- **Work to be completed**: Find every line below with the word "amount" in it, and copy each one.

- **Exercise materials**:
= Beginning of Section =

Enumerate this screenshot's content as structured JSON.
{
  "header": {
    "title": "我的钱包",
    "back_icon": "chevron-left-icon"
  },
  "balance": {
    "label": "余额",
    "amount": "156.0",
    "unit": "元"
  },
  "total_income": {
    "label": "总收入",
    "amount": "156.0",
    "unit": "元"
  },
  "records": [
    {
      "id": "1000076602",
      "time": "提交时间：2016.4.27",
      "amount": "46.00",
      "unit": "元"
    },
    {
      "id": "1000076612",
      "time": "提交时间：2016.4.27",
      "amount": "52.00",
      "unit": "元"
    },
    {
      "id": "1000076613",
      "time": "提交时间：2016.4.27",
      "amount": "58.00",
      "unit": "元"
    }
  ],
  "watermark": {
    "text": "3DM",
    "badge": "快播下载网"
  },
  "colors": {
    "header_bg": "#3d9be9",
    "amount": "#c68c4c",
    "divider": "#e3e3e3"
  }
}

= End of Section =

- **Exercise solution**:
    "amount": "156.0",
    "amount": "156.0",
      "amount": "46.00",
      "amount": "52.00",
      "amount": "58.00",
    "amount": "#c68c4c",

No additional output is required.